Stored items
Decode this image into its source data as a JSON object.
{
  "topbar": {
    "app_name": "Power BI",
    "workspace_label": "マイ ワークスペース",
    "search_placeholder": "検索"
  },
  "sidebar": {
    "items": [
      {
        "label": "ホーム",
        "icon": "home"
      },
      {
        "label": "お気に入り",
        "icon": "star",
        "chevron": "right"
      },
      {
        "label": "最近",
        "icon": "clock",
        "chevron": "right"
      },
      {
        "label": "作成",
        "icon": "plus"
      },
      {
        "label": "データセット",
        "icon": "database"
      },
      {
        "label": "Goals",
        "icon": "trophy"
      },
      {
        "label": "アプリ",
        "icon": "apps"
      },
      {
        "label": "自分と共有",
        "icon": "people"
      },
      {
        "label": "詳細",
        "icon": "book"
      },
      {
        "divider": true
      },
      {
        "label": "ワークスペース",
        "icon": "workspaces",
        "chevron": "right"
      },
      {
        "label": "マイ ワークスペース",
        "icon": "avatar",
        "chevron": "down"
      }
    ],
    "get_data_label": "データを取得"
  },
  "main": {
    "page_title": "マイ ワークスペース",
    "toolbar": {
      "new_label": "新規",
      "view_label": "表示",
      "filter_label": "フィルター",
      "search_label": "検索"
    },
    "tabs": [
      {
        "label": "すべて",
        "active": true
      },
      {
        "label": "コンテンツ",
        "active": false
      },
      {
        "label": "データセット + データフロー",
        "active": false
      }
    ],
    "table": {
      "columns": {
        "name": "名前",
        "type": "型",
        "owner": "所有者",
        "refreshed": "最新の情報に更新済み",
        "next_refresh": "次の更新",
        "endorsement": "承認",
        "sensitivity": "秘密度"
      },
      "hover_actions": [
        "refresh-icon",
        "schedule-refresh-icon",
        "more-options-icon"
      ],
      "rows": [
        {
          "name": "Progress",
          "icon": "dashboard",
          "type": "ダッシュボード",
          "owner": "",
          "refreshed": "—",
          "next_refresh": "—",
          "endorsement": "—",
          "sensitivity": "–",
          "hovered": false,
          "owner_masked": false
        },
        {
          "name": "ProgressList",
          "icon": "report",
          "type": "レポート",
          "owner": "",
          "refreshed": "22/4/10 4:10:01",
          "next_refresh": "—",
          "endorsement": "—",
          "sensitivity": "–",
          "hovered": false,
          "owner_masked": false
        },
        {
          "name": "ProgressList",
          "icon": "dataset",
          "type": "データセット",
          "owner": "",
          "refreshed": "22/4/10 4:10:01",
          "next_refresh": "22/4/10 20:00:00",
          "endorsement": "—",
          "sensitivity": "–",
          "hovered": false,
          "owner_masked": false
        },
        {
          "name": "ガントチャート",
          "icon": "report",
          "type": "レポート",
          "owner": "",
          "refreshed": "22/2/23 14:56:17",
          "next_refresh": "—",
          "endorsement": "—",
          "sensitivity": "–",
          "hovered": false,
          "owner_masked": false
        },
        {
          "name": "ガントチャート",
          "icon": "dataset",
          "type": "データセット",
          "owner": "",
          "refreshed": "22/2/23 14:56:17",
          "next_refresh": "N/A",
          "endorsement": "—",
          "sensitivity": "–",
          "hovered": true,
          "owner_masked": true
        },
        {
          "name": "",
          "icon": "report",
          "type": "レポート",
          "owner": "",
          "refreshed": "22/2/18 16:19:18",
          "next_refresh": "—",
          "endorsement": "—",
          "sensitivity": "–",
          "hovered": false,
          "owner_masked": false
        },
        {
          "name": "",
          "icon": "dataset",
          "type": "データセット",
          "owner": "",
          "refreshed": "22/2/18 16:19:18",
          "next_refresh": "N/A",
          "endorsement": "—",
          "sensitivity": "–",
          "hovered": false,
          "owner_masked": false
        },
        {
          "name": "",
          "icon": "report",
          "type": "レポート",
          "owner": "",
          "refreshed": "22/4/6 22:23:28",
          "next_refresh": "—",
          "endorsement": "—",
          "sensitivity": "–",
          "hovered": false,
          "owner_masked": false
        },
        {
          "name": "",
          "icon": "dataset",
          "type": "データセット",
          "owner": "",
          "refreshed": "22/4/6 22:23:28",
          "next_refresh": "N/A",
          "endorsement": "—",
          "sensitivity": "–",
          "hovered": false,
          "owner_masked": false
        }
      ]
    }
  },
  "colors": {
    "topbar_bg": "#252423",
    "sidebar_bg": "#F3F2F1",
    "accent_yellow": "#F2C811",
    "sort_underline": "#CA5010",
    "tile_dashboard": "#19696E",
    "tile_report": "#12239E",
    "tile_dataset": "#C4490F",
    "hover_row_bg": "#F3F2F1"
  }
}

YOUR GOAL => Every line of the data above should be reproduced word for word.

EXERCISE RESPONSE =>
Decode this image into its source data as a JSON object.
{
  "topbar": {
    "app_name": "Power BI",
    "workspace_label": "マイ ワークスペース",
    "search_placeholder": "検索"
  },
  "sidebar": {
    "items": [
      {
        "label": "ホーム",
        "icon": "home"
      },
      {
        "label": "お気に入り",
        "icon": "star",
        "chevron": "right"
      },
      {
        "label": "最近",
        "icon": "clock",
        "chevron": "right"
      },
      {
        "label": "作成",
        "icon": "plus"
      },
      {
        "label": "データセット",
        "icon": "database"
      },
      {
        "label": "Goals",
        "icon": "trophy"
      },
      {
        "label": "アプリ",
        "icon": "apps"
      },
      {
        "label": "自分と共有",
        "icon": "people"
      },
      {
        "label": "詳細",
        "icon": "book"
      },
      {
        "divider": true
      },
      {
        "label": "ワークスペース",
        "icon": "workspaces",
        "chevron": "right"
      },
      {
        "label": "マイ ワークスペース",
        "icon": "avatar",
        "chevron": "down"
      }
    ],
    "get_data_label": "データを取得"
  },
  "main": {
    "page_title": "マイ ワークスペース",
    "toolbar": {
      "new_label": "新規",
      "view_label": "表示",
      "filter_label": "フィルター",
      "search_label": "検索"
    },
    "tabs": [
      {
        "label": "すべて",
        "active": true
      },
      {
        "label": "コンテンツ",
        "active": false
      },
      {
        "label": "データセット + データフロー",
        "active": false
      }
    ],
    "table": {
      "columns": {
        "name": "名前",
        "type": "型",
        "owner": "所有者",
        "refreshed": "最新の情報に更新済み",
        "next_refresh": "次の更新",
        "endorsement": "承認",
        "sensitivity": "秘密度"
      },
      "hover_actions": [
        "refresh-icon",
        "schedule-refresh-icon",
        "more-options-icon"
      ],
      "rows": [
        {
          "name": "Progress",
          "icon": "dashboard",
          "type": "ダッシュボード",
          "owner": "",
          "refreshed": "—",
          "next_refresh": "—",
          "endorsement": "—",
          "sensitivity": "–",
          "hovered": false,
          "owner_masked": false
        },
        {
          "name": "ProgressList",
          "icon": "report",
          "type": "レポート",
          "owner": "",
          "refreshed": "22/4/10 4:10:01",
          "next_refresh": "—",
          "endorsement": "—",
          "sensitivity": "–",
          "hovered": false,
          "owner_masked": false
        },
        {
          "name": "ProgressList",
          "icon": "dataset",
          "type": "データセット",
          "owner": "",
          "refreshed": "22/4/10 4:10:01",
          "next_refresh": "22/4/10 20:00:00",
          "endorsement": "—",
          "sensitivity": "–",
          "hovered": false,
          "owner_masked": false
        },
        {
          "name": "ガントチャート",
          "icon": "report",
          "type": "レポート",
          "owner": "",
          "refreshed": "22/2/23 14:56:17",
          "next_refresh": "—",
          "endorsement": "—",
          "sensitivity": "–",
          "hovered": false,
          "owner_masked": false
        },
        {
          "name": "ガントチャート",
          "icon": "dataset",
          "type": "データセット",
          "owner": "",
          "refreshed": "22/2/23 14:56:17",
          "next_refresh": "N/A",
          "endorsement": "—",
          "sensitivity": "–",
          "hovered": true,
          "owner_masked": true
        },
        {
          "name": "",
          "icon": "report",
          "type": "レポート",
          "owner": "",
          "refreshed": "22/2/18 16:19:18",
          "next_refresh": "—",
          "endorsement": "—",
          "sensitivity": "–",
          "hovered": false,
          "owner_masked": false
        },
        {
          "name": "",
          "icon": "dataset",
          "type": "データセット",
          "owner": "",
          "refreshed": "22/2/18 16:19:18",
          "next_refresh": "N/A",
          "endorsement": "—",
          "sensitivity": "–",
          "hovered": false,
          "owner_masked": false
        },
        {
          "name": "",
          "icon": "report",
          "type": "レポート",
          "owner": "",
          "refreshed": "22/4/6 22:23:28",
          "next_refresh": "—",
          "endorsement": "—",
          "sensitivity": "–",
          "hovered": false,
          "owner_masked": false
        },
        {
          "name": "",
          "icon": "dataset",
          "type": "データセット",
          "owner": "",
          "refreshed": "22/4/6 22:23:28",
          "next_refresh": "N/A",
          "endorsement": "—",
          "sensitivity": "–",
          "hovered": false,
          "owner_masked": false
        }
      ]
    }
  },
  "colors": {
    "topbar_bg": "#252423",
    "sidebar_bg": "#F3F2F1",
    "accent_yellow": "#F2C811",
    "sort_underline": "#CA5010",
    "tile_dashboard": "#19696E",
    "tile_report": "#12239E",
    "tile_dataset": "#C4490F",
    "hover_row_bg": "#F3F2F1"
  }
}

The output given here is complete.